One of the most important women in my life has asked me to write this. How she feels about her man, in her own words. The words are not mine. They are hers, mostly. Only the harmony is mine, and I’ve tried to match it to hers.
“I love him because he is the wall my back rests against. How can I explain this? As long as I know he loves me and he is in this world, I will never feel not safe. He is the one number I have on speed dial. But even if I did not have my mobile phone on me, if the battery was flat and I could not charge because UMEME is loadshedding us again, I know he would find a way to reach me. To find out how I’m. He has always been like that.
Right from when I was begging him not to spend so much money on buying mango juice to call me. Do you remember when all mobile phone airtime was not called airtime but mango?

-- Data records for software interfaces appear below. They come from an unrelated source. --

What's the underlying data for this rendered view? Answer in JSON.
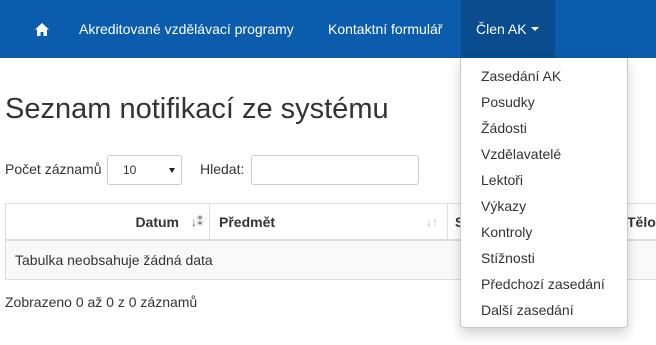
{
  "navbar": {
    "home_icon": "home-icon",
    "programs_label": "Akreditované vzdělávací programy",
    "contact_label": "Kontaktní formulář",
    "member_label": "Člen AK",
    "background": "#0b5cad",
    "active_background": "#0a4c8e"
  },
  "page": {
    "title": "Seznam notifikací ze systému"
  },
  "controls": {
    "count_label": "Počet záznamů",
    "count_value": "10",
    "search_label": "Hledat:",
    "search_value": ""
  },
  "table": {
    "columns": [
      {
        "label": "Datum",
        "sort": "sort-desc-icon"
      },
      {
        "label": "Předmět",
        "sort": "sort-icon"
      },
      {
        "label": "S"
      },
      {
        "label": "Tělo"
      }
    ],
    "empty_message": "Tabulka neobsahuje žádná data",
    "info": "Zobrazeno 0 až 0 z 0 záznamů"
  },
  "dropdown": {
    "items": [
      "Zasedání AK",
      "Posudky",
      "Žádosti",
      "Vzdělavatelé",
      "Lektoři",
      "Výkazy",
      "Kontroly",
      "Stížnosti",
      "Předchozí zasedání",
      "Další zasedání"
    ]
  }
}
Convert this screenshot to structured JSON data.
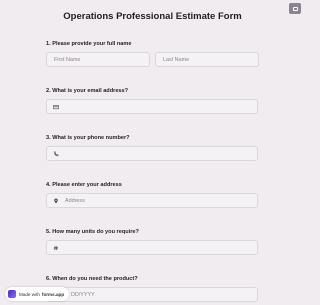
{
  "form": {
    "title": "Operations Professional Estimate Form"
  },
  "questions": [
    {
      "label": "1.  Please provide your full name",
      "fields": [
        {
          "placeholder": "First Name"
        },
        {
          "placeholder": "Last Name"
        }
      ]
    },
    {
      "label": "2.  What is your email address?",
      "icon": "email-icon"
    },
    {
      "label": "3.  What is your phone number?",
      "icon": "phone-icon"
    },
    {
      "label": "4.  Please enter your address",
      "icon": "location-pin-icon",
      "placeholder": "Address"
    },
    {
      "label": "5.  How many units do you require?",
      "icon": "hash-icon"
    },
    {
      "label": "6.  When do you need the product?",
      "placeholder": "DD/YYYY"
    }
  ],
  "badge": {
    "prefix": "Made with",
    "brand": "forms.app"
  }
}
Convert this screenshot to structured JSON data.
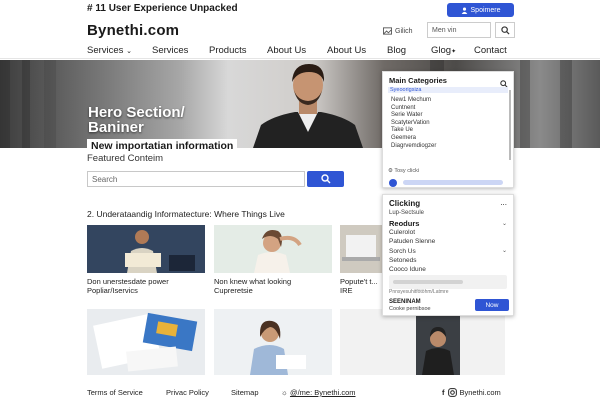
{
  "topbar": {
    "title": "# 11 User Experience Unpacked",
    "button_label": "Spoimere"
  },
  "header": {
    "brand": "Bynethi.com",
    "tool_label": "Gilich",
    "field_placeholder": "Men vin",
    "nav": [
      "Services",
      "Services",
      "Products",
      "About Us",
      "About Us",
      "Blog",
      "Glog",
      "Contact"
    ]
  },
  "hero": {
    "title_line1": "Hero Section/",
    "title_line2": "Baniner",
    "banner": "New importatian information",
    "featured": "Featured Conteim"
  },
  "search": {
    "placeholder": "Search"
  },
  "section": {
    "title": "2. Underataandig Informatecture: Where Things Live",
    "cards": [
      {
        "caption": "Don unerstesdate power Popliar/Iservics"
      },
      {
        "caption": "Non knew what looking Cupreretsie"
      },
      {
        "caption": "Popute't t... IRE"
      }
    ]
  },
  "categories_panel": {
    "title": "Main Categories",
    "subtitle": "Syeoorigsiza",
    "items": [
      "New1 Mechum",
      "Cuntnent",
      "Serie Water",
      "ScatyterVation",
      "Take Ue",
      "Geemera",
      "Diagrvemdiogzer"
    ],
    "footer": "Tosy clicki"
  },
  "clicking_panel": {
    "title": "Clicking",
    "more": "...",
    "subtitle": "Lup-Sectsule",
    "heading": "Reodurs",
    "rows": [
      "Culerolot",
      "Patuden Slenne",
      "Sorch Us",
      "Setoneds",
      "Cooco Idune"
    ],
    "small_text": "Pnnsyesuhitfötöhm/Latmre",
    "cookie_title": "SEENINAM",
    "cookie_text": "Cooke pernibsoe",
    "button_label": "Now"
  },
  "footer": {
    "links": [
      "Terms of Service",
      "Privac Policy",
      "Sitemap"
    ],
    "handle_left": "@/me: Bynethi.com",
    "handle_right": "Bynethi.com"
  },
  "colors": {
    "accent": "#2f55d4"
  }
}
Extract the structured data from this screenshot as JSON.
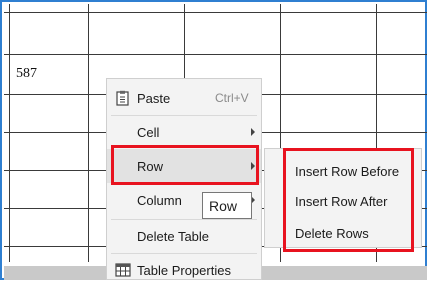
{
  "table": {
    "cell_value": "587"
  },
  "context_menu": {
    "items": [
      {
        "label": "Paste",
        "shortcut": "Ctrl+V",
        "icon": "clipboard-icon"
      },
      {
        "label": "Cell"
      },
      {
        "label": "Row"
      },
      {
        "label": "Column"
      },
      {
        "label": "Delete Table"
      },
      {
        "label": "Table Properties",
        "icon": "table-icon"
      }
    ]
  },
  "tooltip": {
    "text": "Row"
  },
  "row_submenu": {
    "items": [
      {
        "label": "Insert Row Before"
      },
      {
        "label": "Insert Row After"
      },
      {
        "label": "Delete Rows"
      }
    ]
  },
  "colors": {
    "highlight_border": "#e8131f",
    "frame_border": "#2f7fd1"
  }
}
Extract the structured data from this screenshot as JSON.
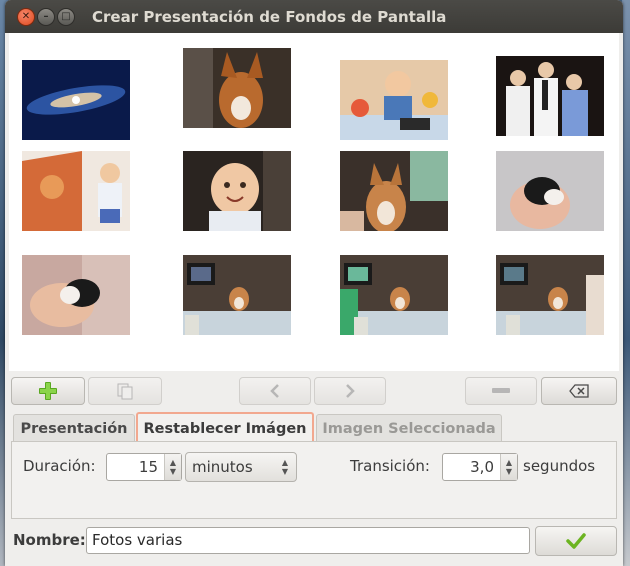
{
  "window": {
    "title": "Crear Presentación de Fondos de Pantalla"
  },
  "gallery": {
    "thumbnails": [
      {
        "name": "galaxy"
      },
      {
        "name": "dog-close-up"
      },
      {
        "name": "baby-with-toys"
      },
      {
        "name": "group-of-men"
      },
      {
        "name": "baby-in-chair"
      },
      {
        "name": "smiling-baby"
      },
      {
        "name": "dog-indoors"
      },
      {
        "name": "puppy-in-hand"
      },
      {
        "name": "puppy-held"
      },
      {
        "name": "dog-by-table-1"
      },
      {
        "name": "dog-by-table-2"
      },
      {
        "name": "dog-by-table-3"
      }
    ]
  },
  "toolbar": {
    "add_icon": "plus-icon",
    "copy_icon": "copy-icon",
    "prev_icon": "chevron-left-icon",
    "next_icon": "chevron-right-icon",
    "remove_icon": "minus-icon",
    "clear_icon": "backspace-icon"
  },
  "tabs": [
    {
      "label": "Presentación"
    },
    {
      "label": "Restablecer Imágen"
    },
    {
      "label": "Imagen Seleccionada"
    }
  ],
  "settings": {
    "duration_label": "Duración:",
    "duration_value": "15",
    "duration_unit": "minutos",
    "transition_label": "Transición:",
    "transition_value": "3,0",
    "transition_unit": "segundos"
  },
  "footer": {
    "name_label": "Nombre:",
    "name_value": "Fotos varias",
    "accept_icon": "checkmark-icon"
  },
  "colors": {
    "accent_tab_border": "#f2a88f",
    "title_bar": "#3c3b37",
    "check_green": "#6cb421"
  }
}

Ha, we have been in love since then. Maybe even a little before that. He bought me my first phone, you know. That is when we discovered that a mobile phone was useless without being ‘juiced’ up with ‘mango.’ Hahaha, there were more discoveries yet to be made. He might ‘juice’ up my phone but I had no way of calling him because he could not then afford to buy himself a mobile phone as well.
How old were we then? Maybe 17, maybe 18 years old? Still in school. He would not tell me how he managed to get me that phone but many years later he told me, “I lived in fear of your phone, eh! Sometimes it came down to either I walk from home to school and buy your mango or I use that money for the taxi and see the most hurt look on your face when you knew that for that week you would not be able to call your sister who was studying in India at the time. Usually I just bought the mango.”
He has not changed. When it comes to acting, in good faith, first, thinking later. When we were nearly blown up sky high, during the Kyadondo bomb blasts of July 11, 2010. He was the one who had dropped me and my girlfriends off because he had a meeting at Sheraton Hotel he said he could not pass up. I don’t know he got through the Police cordon, and the madness of terror around Lugogo by-pass when he heard about the bomb blasts that go on, a year later claiming the lives it has already permanently maimed. 86 lives and counting. We were there, the five of us girls. The row behind us was hit, we were not. Claire found a ripped off man’s palm in her lap. He told me later that I had brain matter sprayed all over the back of my head and the chair I was seated in. And blood, lots of blood.
I don’t want to remember much about that night. I remember the pearl white rosary swinging on his car dashboard, and his face most of the time turned to look at me, as he drove and drove us to hospital, and his mouth moving and how his voice sounded like the soothing lake evening tide coming in. No sense did he make, but I never wanted him to stop talking. Claire and Josephine said that they have no idea how he got us to that Nakasero hospital. How he marshaled five hysterical, screaming women into the reception area and somehow got a doctor to check each of us for injuries. I don’t know.
I smiled, back home, after two days, to remember the doctor asking me if the man who had brought us was a ‘soldier.’ Blood and what he had seen seemed not to have shaken him at all. The short hand explanation he staccato gave was what they needed and found had happened. His insistence that an ear doctor take a look at Kate saved the hearing in her right ear, and now Kate can still teach music. Only he could ignore my thrashing and feverish horror visions to bathe me in the women’s ward bathroom, pulling sticky matter from my braids he refused to let me see, bullying me for wishing to see the mucus of fear Josephine had sneezed into my hair.
He borrowed one of the doctor’s white lab coats to go with the doctor to talk to our parents. My parents had never met him formally before that July 11 night. Dad insisted he must not pay any bride price, after that night. We laugh about it.
I did not understand the effect of the whole experience on him until at his house one afternoon, as we were settling to watch a Barcelona-Real Madrid best of clashes, I dropped the saucer of his cup of lemon tea and he almost ended up in the ceiling of the house, shaking and trembling, like he was having an attack of malaria triple plus.
He considers that the most embarrassing moment of his life. I loved him more for it though he won’t believe it.
Fourteen years of loving this man and he still can say, “I know I have let you down but I will try harder. I don’t want to disappoint you.”
I want to ask him, how can you disappoint me when you still try to come home by 5pm so you can be with the four of us in our home? Even when you have an 8pm meeting in town, you insist on passing at home and seeing us, being with us?
I want to ask him, how can you disappoint me when you listened to all sides, heard the arguments and counter arguments, and let me go for that Masters in Norway? When I did not think you understood, even if I had this job where I was entitled to a company car, housing allowance and medical care for us all, that it was not about the money, a better job, it was about that masters and how much I had wanted it, been talking about it for years?
I want to ask him, how can you disappoint me when my own mother confesses I have a “man’s temper” say things I should not have, then have a hard time taking them back, made all the harder because you never ask me to take them back. You wait it out and our children never know there’s anything wrong, just that “Mummy likes to keep quiet sometimes. She has a lot to think about.”
I wish I could tell you all that. So much more. But I don’t know how to start.”